Later in this same portion, we learn Moses’ face is radiant when he comes off the mountain, and our tradition suggests the glow comes from that experience with God — that the light of God clung to him and shone like rays from his skin. At first the Israelites are afraid, and we learn that after delivering the teachings from God, Moses puts on a veil to cover his face. We are then told, “Whenever Moses went in before God to speak, he would leave the veil off until he came out; and when he came out and told the Israelites what he had been commanded, the Israelites would see how radiant the skin of Moses’ face was. Moses would then put the veil back over his face until he went in to speak with God” (Exodus 34:34-35).

Like God, Moses is also concealing his face. Again, our sages disagree about why Moses hides behind a veil. Explanations abound. Midrash tells us the Israelites’ guilt about the golden calf prevents them from looking at Moses. Rashi writes that the veil is to prevent the people from staring at Moses and distracting him. Gersonides explains Moses needed to tone down his new, higher spiritual state to deal with the people. Ibn Ezra, on the other hand, teaches that Moses absorbed light when talking to God in the Tent of Meeting and then radiated that light outward when teaching the Israelites what he learned, and after teaching he put the veil back on so the ignorant would not see the light depart from his face.

Again we see there are many reasons to hide one’s face. Sometimes we hide because we are afraid of how others will respond to us; other times we may hide parts of ourselves so we only put our best face forward. It can be out of self-preservation. It may imply that we are not always free to be our true selves.

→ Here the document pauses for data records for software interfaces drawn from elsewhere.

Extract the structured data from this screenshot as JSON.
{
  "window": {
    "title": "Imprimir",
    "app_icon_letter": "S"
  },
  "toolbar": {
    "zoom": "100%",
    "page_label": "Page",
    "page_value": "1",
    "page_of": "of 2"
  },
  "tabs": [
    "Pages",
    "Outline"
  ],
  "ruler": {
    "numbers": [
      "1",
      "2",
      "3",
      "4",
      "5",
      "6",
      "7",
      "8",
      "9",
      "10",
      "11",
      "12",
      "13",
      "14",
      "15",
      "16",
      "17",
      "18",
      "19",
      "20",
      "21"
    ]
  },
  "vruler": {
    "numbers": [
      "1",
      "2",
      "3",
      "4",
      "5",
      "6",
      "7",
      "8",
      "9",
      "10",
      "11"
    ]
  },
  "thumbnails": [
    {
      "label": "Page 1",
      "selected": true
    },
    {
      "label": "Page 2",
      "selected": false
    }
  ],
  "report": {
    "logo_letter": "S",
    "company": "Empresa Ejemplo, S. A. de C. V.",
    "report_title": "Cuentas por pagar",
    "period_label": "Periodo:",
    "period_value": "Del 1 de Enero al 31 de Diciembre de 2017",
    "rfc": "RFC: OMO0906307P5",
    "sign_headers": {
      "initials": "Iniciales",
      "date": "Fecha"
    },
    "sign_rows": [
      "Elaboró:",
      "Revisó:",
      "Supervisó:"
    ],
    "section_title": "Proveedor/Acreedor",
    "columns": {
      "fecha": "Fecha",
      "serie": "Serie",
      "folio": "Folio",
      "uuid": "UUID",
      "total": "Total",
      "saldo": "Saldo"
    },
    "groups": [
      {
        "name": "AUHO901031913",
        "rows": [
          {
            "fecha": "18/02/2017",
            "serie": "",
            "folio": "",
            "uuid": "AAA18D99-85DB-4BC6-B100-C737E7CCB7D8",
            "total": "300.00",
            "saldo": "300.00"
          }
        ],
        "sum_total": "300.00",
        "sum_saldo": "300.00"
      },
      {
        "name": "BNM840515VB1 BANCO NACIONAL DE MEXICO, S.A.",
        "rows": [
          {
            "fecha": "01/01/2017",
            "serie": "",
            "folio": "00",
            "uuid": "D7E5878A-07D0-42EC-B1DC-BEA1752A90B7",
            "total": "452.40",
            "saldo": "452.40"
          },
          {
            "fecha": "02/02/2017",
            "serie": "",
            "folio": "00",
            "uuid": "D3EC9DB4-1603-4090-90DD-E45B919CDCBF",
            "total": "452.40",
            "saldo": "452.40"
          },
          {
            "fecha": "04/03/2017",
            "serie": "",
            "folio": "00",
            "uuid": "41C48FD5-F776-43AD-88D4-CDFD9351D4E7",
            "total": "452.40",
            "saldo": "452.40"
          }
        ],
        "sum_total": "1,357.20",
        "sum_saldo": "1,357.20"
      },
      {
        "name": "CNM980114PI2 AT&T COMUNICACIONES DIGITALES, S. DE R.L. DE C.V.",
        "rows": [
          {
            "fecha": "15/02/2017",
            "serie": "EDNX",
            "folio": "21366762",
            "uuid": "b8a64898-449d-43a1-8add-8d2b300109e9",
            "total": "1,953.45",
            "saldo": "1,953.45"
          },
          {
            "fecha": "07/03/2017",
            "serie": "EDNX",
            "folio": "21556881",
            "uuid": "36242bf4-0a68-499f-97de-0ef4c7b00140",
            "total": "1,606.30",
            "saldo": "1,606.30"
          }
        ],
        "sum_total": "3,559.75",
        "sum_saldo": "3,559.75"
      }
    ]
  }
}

Moses had to be many things to many people. His role as prophet was not the same as his role as teacher of Torah or his role as judge between the people. Perhaps to do each of these things well, Moses had to emphasize one part of his nature over another, or perhaps — like God — he only shared certain parts of himself.

This week we celebrated Purim, a holiday that celebrates the hidden. God remains hidden in the book of Esther, the only book of the Tanakh that does not contain God’s name. Esther knows there is a time to conceal and a time to reveal; had she revealed herself as a Jew too soon, she might not have had the ear of the king and would not have been able to influence him. Had she waited much longer, Haman might have succeeded with his evil plot. 

We celebrated Purim by hiding ourselves behind masks and costumes. We are reminded that sometimes when wearing a mask, we are at our most exposed. When we think we are hidden, we feel freer to be ourselves; not just the silliness we indulge in when we are in costume, but the way we sing in the shower or dance when nobody is looking. And when we are so obvious about hiding our faces, we can’t help but think of all the subtler ways we hide — the times we don’t speak up for fear of being criticized, the times we look the other way so we don’t have to take action.

There are many reasons we may hide. Our sages tried to understand why God and Moses hid parts of themselves. Our Torah teaches us that we each have to decide what remains a mystery, and when it is time to stop hiding ourselves and lift
the veil. 

Rabbi Shawna Brynjegard-Bialik is a rabbi at Temple Ahavat Shalom in Northridge.